Bailey's toy drive now rivals some of the national campaigns, according to Neuhard, a 1992 recipient of Firefighter of the Year Award prior to being named Chief. Fairfax County citizens and business throughout the County and within Alexandria have donated more gifts to Bailey's drive than any other, he told the audience.

"You stand as a very tall representative of the Fairfax County Fire & Rescue Department," Neuhard said as he presented Bailey with the symbolic leather firefighter helmet given to each Firefighter of the Year Award recipient. Bailey is the 22nd since the program was initiated in 1985.

As a special recognition to Bailey, Neuhard unveiled a framed montage of cards, letters and drawings sent to the department by children who have benefitted from Bailey's efforts over the years. He was also presented with the Firefighter of The Year pin and an anonymous gift of a $200 saving bond.

That anonymous gift arrives at Fire Department headquarters each year to be presented to the person being honored, according to Neuhard. "We honestly do not know who makes this gift. But, if you are sitting out there in the audience, we sincerely thank you," he said.

ACKNOWLEDGING THE HONOR, Bailey said, "I'm accepting this award for all those who have given us help over the years. It's great to have your whole chain of command behind you. There have been times I have actually sat down and cried over all the help we have received."

Recognizing those who have supported his, the Progressive Firefighters, and the department's efforts, Bailey said, "There are many people who have nothing to do with the Fire Department who help us every year. It's also a blessing to know we have so many good people in the department. I thank God for putting me in the position to accept this award."

In closing the ceremony, Deputy Chief Dereck A. Baker, said, "I'm especially glad to see Willie named Firefighter of The Year because he's one of my guys. Just keep doing what you have been doing Willie and thank you."
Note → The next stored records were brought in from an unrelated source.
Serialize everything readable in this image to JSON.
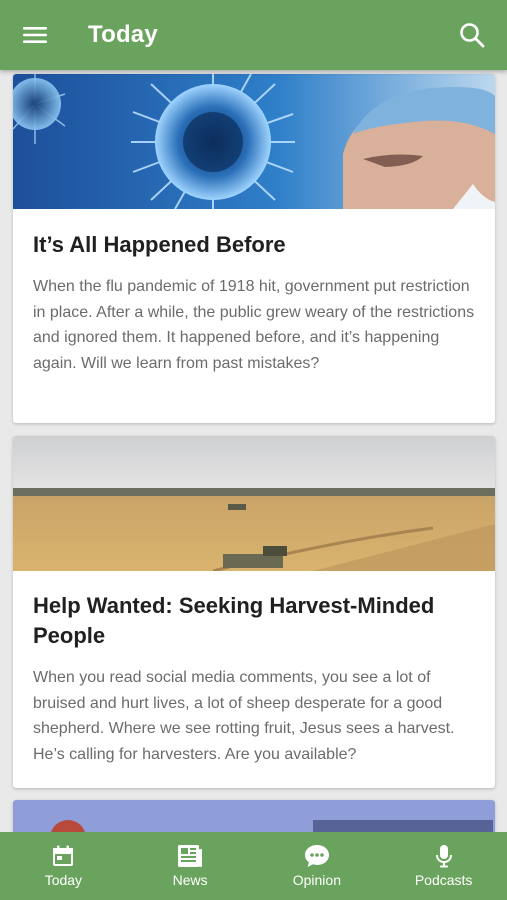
{
  "app": {
    "title": "Today"
  },
  "articles": [
    {
      "title": "It’s All Happened Before",
      "summary": "When the flu pandemic of 1918 hit, government put restriction in place. After a while, the public grew weary of the restrictions and ignored them. It happened before, and it’s happening again. Will we learn from past mistakes?"
    },
    {
      "title": "Help Wanted: Seeking Harvest-Minded People",
      "summary": "When you read social media comments, you see a lot of bruised and hurt lives, a lot of sheep desperate for a good shepherd. Where we see rotting fruit, Jesus sees a harvest. He’s calling for harvesters. Are you available?"
    }
  ],
  "nav": {
    "items": [
      {
        "label": "Today",
        "icon": "calendar-icon"
      },
      {
        "label": "News",
        "icon": "newspaper-icon"
      },
      {
        "label": "Opinion",
        "icon": "chat-bubble-icon"
      },
      {
        "label": "Podcasts",
        "icon": "microphone-icon"
      }
    ]
  },
  "colors": {
    "brand": "#6aa35e"
  }
}
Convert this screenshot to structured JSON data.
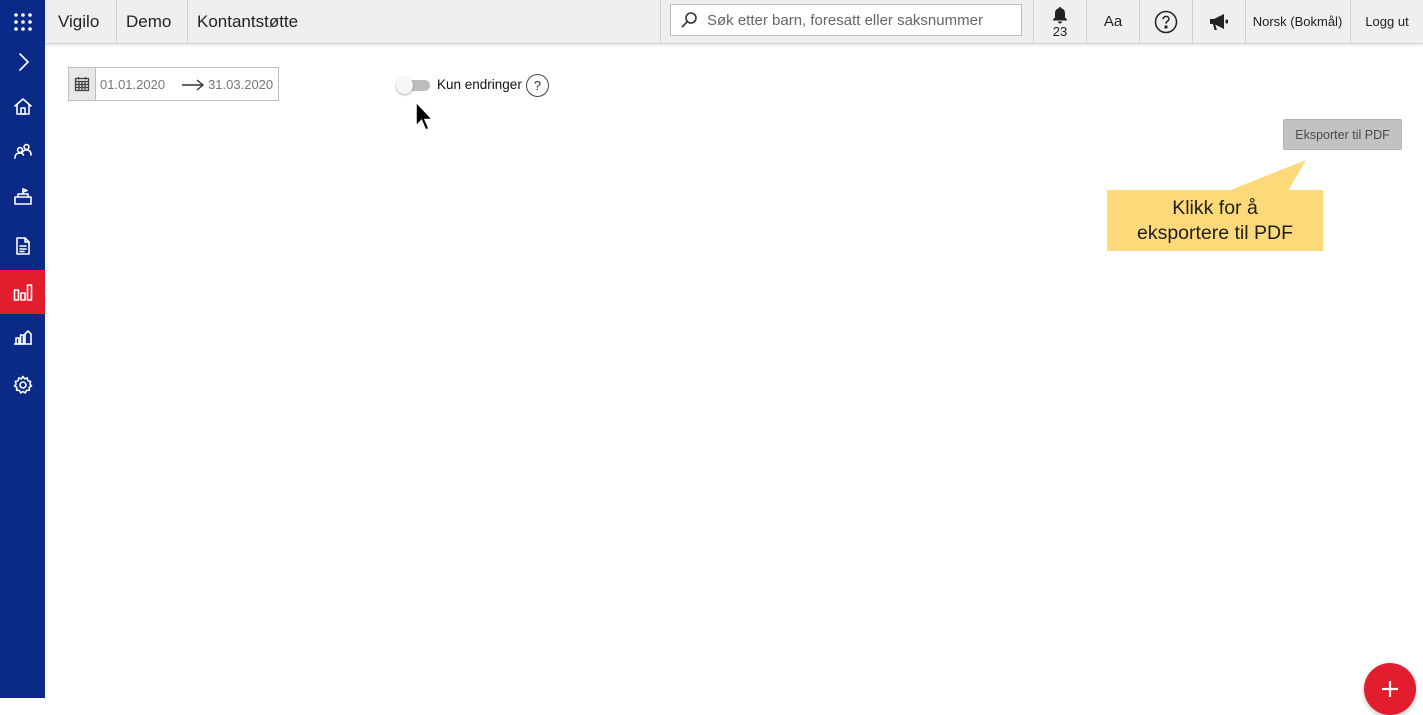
{
  "topbar": {
    "app_name": "Vigilo",
    "org_name": "Demo",
    "module_name": "Kontantstøtte",
    "search": {
      "placeholder": "Søk etter barn, foresatt eller saksnummer",
      "value": ""
    },
    "notifications": {
      "count": "23"
    },
    "font_size_label": "Aa",
    "language": "Norsk (Bokmål)",
    "logout_label": "Logg ut"
  },
  "sidebar": {
    "items": [
      {
        "icon": "apps-grid-icon"
      },
      {
        "icon": "chevron-right-icon"
      },
      {
        "icon": "home-icon"
      },
      {
        "icon": "people-icon"
      },
      {
        "icon": "school-icon"
      },
      {
        "icon": "document-icon"
      },
      {
        "icon": "bar-chart-icon",
        "active": true
      },
      {
        "icon": "building-chart-icon"
      },
      {
        "icon": "gear-icon"
      }
    ],
    "active_color": "#e11d2e",
    "background_color": "#0b2a87"
  },
  "filters": {
    "date_from": "01.01.2020",
    "date_to": "31.03.2020",
    "only_changes_label": "Kun endringer",
    "only_changes_enabled": false,
    "help_glyph": "?"
  },
  "actions": {
    "export_pdf_label": "Eksporter til PDF"
  },
  "callout": {
    "text_line1": "Klikk for å",
    "text_line2": "eksportere til PDF",
    "color": "#fed97a"
  },
  "fab": {
    "icon": "plus-icon",
    "color": "#e11d2e"
  }
}
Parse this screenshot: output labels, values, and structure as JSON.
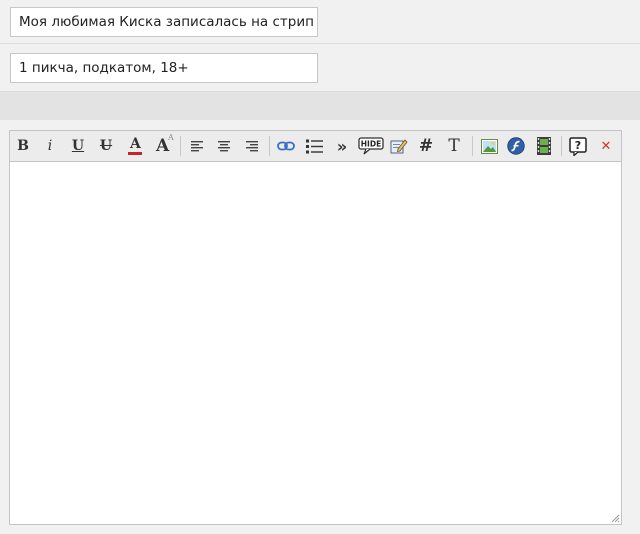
{
  "fields": {
    "title_value": "Моя любимая Киска записалась на стрип",
    "description_value": "1 пикча, подкатом, 18+"
  },
  "toolbar": {
    "bold": "B",
    "italic": "i",
    "underline": "U",
    "strike": "U",
    "font_color": "A",
    "font_size": "A",
    "hide": "HIDE",
    "hash": "#",
    "text": "T",
    "quote": "»",
    "help": "?",
    "close": "✕"
  },
  "colors": {
    "font_color_bar": "#c0262a",
    "close_red": "#d9342b",
    "link_blue": "#3a6fc4"
  }
}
Following the ceremony the department's many graduates of T.C. Williams High School joined with Bailey and Porter, former T.C. Williams principal, for a group picture. The invocation was offered by department Chaplain Grant McIntosh.